- Opening Delimiter -

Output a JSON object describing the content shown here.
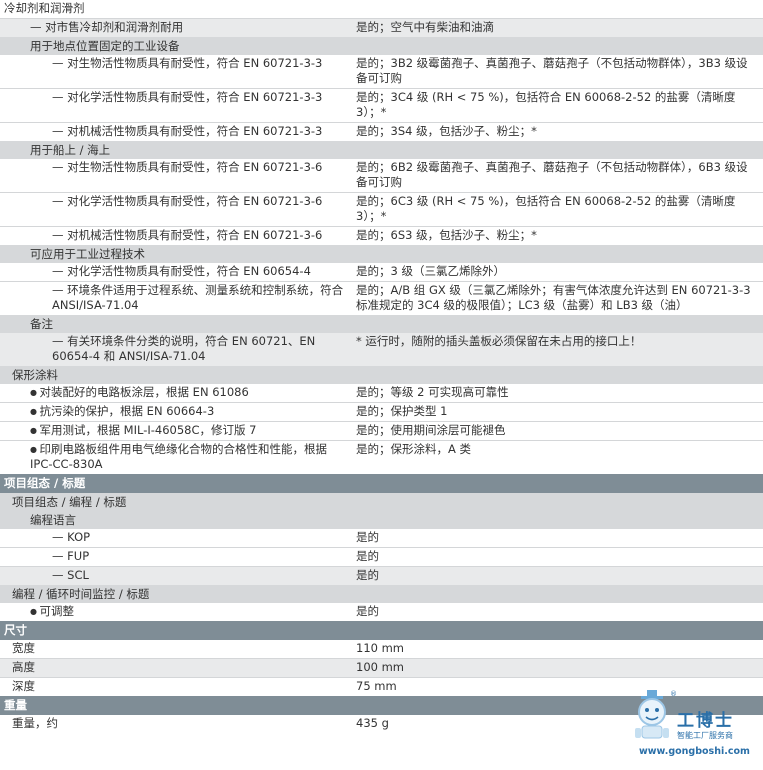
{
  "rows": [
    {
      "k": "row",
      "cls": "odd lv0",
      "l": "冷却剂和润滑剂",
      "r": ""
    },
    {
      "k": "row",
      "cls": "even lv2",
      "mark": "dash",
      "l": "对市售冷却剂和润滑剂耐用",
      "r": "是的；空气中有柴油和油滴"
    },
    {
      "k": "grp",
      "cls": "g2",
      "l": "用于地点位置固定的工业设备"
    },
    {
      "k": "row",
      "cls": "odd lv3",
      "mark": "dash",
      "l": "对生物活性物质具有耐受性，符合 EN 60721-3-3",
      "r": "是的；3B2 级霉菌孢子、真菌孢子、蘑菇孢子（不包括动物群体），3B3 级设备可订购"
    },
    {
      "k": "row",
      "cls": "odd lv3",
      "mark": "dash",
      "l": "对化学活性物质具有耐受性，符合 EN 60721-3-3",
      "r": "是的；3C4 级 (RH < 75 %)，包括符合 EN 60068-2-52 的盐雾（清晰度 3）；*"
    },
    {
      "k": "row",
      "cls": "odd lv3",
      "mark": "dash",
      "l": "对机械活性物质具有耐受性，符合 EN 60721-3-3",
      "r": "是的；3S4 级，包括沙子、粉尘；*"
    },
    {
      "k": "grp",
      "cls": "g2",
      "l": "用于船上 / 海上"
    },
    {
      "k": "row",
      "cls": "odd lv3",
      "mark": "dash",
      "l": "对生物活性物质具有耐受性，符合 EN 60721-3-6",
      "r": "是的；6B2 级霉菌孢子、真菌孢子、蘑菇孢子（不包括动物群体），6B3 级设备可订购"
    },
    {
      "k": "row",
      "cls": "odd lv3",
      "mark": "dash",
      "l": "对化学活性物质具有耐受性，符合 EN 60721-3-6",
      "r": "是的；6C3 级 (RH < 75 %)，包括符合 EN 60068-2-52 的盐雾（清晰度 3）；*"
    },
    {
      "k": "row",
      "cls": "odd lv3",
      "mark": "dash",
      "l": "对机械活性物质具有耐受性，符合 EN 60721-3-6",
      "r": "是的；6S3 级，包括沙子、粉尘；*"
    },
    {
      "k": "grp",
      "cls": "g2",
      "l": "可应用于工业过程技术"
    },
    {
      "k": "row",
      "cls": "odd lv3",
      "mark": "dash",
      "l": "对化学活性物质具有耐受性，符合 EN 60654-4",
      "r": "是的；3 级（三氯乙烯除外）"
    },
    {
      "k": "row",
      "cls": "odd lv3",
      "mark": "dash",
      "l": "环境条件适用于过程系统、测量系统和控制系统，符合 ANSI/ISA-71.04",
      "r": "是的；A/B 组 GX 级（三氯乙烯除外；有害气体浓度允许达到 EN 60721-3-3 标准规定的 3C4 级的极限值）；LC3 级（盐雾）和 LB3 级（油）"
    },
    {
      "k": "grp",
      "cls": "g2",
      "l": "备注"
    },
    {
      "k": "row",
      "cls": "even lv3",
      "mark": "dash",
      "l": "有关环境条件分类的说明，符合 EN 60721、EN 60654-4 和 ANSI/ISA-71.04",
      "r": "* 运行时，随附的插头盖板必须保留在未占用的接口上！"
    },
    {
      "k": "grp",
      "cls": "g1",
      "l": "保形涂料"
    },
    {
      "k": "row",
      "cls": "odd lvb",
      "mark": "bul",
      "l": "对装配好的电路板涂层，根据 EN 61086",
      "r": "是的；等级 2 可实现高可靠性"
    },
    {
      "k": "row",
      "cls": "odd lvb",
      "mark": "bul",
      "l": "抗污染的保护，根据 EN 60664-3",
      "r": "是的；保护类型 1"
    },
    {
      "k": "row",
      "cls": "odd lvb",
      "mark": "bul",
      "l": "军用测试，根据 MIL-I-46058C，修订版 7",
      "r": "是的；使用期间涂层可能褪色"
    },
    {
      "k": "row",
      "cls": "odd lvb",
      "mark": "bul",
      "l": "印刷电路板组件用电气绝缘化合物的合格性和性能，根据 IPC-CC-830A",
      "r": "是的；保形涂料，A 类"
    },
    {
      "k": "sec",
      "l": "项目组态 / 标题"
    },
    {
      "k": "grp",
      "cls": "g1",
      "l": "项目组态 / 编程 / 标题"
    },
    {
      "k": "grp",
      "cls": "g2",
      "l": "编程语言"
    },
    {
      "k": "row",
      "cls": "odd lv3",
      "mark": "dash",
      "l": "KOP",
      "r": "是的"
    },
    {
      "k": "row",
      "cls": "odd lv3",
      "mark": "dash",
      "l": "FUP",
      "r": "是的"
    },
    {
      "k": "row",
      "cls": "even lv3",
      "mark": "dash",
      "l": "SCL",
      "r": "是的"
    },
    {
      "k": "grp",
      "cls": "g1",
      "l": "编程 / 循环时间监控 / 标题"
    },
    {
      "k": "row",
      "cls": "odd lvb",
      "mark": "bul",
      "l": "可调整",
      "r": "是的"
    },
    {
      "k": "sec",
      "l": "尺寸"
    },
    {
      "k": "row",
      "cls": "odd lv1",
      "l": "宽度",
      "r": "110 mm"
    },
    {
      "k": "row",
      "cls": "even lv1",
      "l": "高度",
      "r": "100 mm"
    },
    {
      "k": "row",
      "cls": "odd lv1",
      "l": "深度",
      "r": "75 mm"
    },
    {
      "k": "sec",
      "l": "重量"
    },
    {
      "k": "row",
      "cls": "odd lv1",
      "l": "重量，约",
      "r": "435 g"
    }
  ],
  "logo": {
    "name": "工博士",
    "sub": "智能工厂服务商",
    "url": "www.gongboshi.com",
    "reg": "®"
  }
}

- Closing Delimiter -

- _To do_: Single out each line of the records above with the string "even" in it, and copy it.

- _Exercise result_:
      "cls": "even lv2",
      "cls": "even lv3",
      "cls": "even lv3",
      "cls": "even lv1",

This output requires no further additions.